Sudden sensorineural hearing loss can develop abruptly or gradually over a few days. It is critical to consult an otologist (a doctor who specialises in ear problems) right away. A delay in treating this ailment (two or more weeks after the symptoms first appear) reduces the likelihood that drugs may assist.


A combination of conductive and sensorineural hearing loss, this type of hearing loss is usually treated with hearing aids alone, and occasionally in conjunction with medication, a short procedure or with surgery.


Caused by strokes and central nervous system diseases, this type of hearing loss usually involves a therapy called auditory rehabilitation. People with acquired deafness can occasionally be treated with a surgically implanted prosthesis called a cochlear implant, which directly stimulates the spiral ganglion. When compared to sensorineural or conductive hearing loss, central hearing loss is exceedingly infrequent.

What are some common hearing loss symptoms?

Your Hearing Aid Audiologist will inquire about your hearing loss symptoms and perform a physical examination. They look for evidence of infection or other problems that might result in hearing loss.

Do any of these hearing loss symptoms apply to you?

  • You have trouble understanding what people are saying.
  • You hearing is muffled.
  • You often ask people to repeat themselves.
  • You have trouble understanding conversations when there’s background noise.
  • You have ringing in your ears – also known as tinnitus
  • You avoid social situations because you have trouble following the conversation.
  • You turn up the TV and radio to levels that others say are loud.

You might have hearing loss if you responded yes to more than one of the questions above. Don't let communication issues prohibit you from living your life to the fullest. A healthcare practitioner will perform an audiogram to assess hearing loss. This hearing test indicates what types of noises you are capable of hearing.

Symptoms of hearing loss in children

Hearing loss in children is frequently discovered immediately after delivery with a newborn baby hearing screening. If hearing loss is not detected at birth, some parents may be able to notice it in their child.

Symptoms of hearing loss in children include:

  • A delay in speech and language development.
  • Child does not startle when a loud sound is present.
  • Child cannot tell where the sound is coming from.

How is hearing loss managed?

The way hearing loss is treated depends on the cause and how severe it is. In cases of sensorineural hearing loss, there are several options that may help to improve a person’s ability to hear and communicate.
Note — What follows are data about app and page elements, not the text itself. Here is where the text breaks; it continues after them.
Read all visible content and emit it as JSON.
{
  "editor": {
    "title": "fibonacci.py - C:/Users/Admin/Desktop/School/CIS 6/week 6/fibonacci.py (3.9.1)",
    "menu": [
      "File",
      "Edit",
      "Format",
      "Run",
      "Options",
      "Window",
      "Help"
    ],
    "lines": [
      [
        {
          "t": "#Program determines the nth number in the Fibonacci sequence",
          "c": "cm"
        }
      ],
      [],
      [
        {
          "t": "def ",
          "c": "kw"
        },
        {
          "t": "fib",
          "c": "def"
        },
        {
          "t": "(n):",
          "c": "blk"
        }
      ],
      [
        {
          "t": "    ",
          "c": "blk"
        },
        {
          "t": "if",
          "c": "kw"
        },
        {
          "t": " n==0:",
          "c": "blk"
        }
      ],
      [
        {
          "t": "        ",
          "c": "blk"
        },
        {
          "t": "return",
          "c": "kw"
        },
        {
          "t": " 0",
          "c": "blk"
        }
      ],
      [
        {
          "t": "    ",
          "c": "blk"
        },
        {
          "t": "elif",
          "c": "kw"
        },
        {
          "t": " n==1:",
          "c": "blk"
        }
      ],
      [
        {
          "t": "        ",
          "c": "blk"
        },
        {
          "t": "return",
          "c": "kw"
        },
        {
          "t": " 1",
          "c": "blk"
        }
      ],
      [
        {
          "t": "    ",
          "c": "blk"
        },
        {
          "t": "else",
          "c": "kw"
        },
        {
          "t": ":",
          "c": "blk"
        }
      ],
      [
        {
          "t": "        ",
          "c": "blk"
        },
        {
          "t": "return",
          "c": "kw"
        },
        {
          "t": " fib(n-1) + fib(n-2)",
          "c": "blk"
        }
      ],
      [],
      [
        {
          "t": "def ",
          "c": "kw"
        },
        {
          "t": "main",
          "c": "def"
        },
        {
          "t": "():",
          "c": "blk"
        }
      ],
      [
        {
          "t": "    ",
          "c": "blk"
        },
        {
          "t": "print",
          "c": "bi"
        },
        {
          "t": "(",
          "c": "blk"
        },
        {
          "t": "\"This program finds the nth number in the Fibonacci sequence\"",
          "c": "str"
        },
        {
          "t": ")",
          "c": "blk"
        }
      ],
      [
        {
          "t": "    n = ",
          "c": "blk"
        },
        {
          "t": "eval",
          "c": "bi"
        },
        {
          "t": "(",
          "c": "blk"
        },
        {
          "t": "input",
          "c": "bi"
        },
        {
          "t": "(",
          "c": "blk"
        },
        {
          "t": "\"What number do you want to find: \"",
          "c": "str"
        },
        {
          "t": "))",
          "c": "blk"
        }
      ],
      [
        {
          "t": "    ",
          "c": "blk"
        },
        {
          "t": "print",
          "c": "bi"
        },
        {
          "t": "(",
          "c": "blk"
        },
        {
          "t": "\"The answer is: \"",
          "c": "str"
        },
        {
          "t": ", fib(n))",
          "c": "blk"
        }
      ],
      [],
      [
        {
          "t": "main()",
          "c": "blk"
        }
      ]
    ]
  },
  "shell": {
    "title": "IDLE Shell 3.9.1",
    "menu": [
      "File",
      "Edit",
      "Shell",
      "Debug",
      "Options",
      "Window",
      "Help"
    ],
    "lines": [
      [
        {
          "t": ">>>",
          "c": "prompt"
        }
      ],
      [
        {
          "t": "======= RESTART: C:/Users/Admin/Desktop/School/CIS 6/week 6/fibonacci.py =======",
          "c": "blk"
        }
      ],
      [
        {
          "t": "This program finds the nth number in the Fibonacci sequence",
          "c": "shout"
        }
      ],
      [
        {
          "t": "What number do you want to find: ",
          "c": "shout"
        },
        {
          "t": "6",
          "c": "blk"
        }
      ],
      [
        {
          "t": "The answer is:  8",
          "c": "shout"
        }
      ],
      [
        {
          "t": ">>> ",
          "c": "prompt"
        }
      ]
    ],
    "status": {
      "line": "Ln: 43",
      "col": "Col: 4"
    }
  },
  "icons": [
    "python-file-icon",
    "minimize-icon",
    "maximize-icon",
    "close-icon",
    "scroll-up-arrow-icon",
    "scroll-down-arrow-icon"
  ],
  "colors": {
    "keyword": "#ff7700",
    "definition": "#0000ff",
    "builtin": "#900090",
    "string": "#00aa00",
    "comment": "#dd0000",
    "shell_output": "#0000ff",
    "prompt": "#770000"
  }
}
The most common is hearing aids. Hearing aids will improve your ability to socialise and help you enjoy your daily activities. There are many different types of hearing aids.

Can you prevent hearing loss

The following steps can help you prevent noise-induced hearing loss and avoid worsening of age-related hearing loss:

  • Protecting your ears by limiting the duration and intensity of your exposure to noise is the best protection. Turning down the music volume is helpful too.
  • Get your hearing checked. If you work in a noisy area, you should consider getting frequent hearing examinations. 
  • Wearing hearing protectors or taking breaks from the noise can protect your ears. 
  • Remove earwax as a build-up of wax can muffle sounds.

Taking care of your hearing

If you're struggling to hear, a good place to start is by consulting with an Audiologist who can help determine whether you need a hearing aid after a free hearing test. Hopefully, this article has helped you better understand the different types of hearing aids. If you’re still struggling to decide what kind might be best for your needs, don’t hesitate to contact one of our experts, who can help guide you through this process.